Input material:
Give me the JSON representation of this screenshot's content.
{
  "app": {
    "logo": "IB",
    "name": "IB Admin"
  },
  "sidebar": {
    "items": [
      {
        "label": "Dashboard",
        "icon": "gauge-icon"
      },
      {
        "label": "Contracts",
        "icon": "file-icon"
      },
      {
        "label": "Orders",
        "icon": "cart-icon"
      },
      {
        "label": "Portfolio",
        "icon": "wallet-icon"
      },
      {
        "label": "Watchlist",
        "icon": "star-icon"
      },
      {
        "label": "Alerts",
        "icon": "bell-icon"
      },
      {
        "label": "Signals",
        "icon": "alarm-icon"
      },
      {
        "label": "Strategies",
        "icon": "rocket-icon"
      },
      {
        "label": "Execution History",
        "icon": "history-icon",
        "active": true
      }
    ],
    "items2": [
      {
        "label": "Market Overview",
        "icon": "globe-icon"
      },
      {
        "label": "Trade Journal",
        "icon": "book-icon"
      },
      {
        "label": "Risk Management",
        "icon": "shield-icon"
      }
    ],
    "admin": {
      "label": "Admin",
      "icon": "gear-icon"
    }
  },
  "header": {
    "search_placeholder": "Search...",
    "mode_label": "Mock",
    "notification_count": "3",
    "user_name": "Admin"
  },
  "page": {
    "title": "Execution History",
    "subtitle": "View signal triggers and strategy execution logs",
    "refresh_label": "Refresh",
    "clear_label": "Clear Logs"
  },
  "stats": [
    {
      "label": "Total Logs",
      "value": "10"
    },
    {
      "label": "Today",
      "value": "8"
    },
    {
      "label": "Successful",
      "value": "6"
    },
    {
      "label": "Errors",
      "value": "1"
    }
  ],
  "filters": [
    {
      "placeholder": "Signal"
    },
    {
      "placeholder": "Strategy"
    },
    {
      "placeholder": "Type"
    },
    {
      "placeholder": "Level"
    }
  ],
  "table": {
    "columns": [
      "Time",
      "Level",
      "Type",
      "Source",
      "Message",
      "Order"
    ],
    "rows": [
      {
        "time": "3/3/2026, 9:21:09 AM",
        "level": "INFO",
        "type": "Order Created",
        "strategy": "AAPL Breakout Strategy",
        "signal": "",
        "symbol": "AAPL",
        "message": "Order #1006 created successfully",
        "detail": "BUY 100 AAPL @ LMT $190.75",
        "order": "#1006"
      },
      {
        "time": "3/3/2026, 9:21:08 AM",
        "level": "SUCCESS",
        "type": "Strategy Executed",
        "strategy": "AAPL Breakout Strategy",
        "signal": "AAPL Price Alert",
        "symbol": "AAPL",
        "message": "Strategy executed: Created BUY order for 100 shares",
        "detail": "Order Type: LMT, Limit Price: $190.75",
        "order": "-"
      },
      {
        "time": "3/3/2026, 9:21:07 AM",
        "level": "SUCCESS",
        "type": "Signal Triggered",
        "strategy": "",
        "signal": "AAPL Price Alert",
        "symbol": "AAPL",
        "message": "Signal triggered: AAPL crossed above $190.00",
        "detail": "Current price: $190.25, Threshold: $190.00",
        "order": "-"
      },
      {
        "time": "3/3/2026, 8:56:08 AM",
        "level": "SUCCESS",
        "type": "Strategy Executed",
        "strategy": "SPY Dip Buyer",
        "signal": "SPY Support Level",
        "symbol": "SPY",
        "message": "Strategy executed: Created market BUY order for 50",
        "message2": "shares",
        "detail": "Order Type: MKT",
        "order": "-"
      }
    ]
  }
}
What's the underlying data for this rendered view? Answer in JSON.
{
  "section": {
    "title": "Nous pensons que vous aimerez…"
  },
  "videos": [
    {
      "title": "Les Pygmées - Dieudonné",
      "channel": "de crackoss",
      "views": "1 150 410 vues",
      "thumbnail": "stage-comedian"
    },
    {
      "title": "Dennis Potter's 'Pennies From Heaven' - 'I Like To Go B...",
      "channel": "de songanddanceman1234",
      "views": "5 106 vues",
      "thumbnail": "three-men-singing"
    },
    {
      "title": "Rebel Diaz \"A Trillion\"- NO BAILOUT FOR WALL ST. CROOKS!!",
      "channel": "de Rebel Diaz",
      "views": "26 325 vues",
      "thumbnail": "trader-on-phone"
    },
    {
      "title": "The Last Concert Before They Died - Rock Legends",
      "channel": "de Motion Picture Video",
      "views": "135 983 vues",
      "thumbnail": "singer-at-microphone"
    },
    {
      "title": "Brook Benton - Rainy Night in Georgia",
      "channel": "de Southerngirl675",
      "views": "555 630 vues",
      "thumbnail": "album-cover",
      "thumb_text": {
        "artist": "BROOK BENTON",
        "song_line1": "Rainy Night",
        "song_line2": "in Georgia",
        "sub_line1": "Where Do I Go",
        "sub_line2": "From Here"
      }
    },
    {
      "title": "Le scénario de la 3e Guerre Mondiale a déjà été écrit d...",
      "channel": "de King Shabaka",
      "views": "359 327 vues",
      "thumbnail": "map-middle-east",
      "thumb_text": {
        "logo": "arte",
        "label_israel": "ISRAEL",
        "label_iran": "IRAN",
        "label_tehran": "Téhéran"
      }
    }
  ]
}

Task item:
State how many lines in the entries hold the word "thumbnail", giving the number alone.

Output of the exercise:
6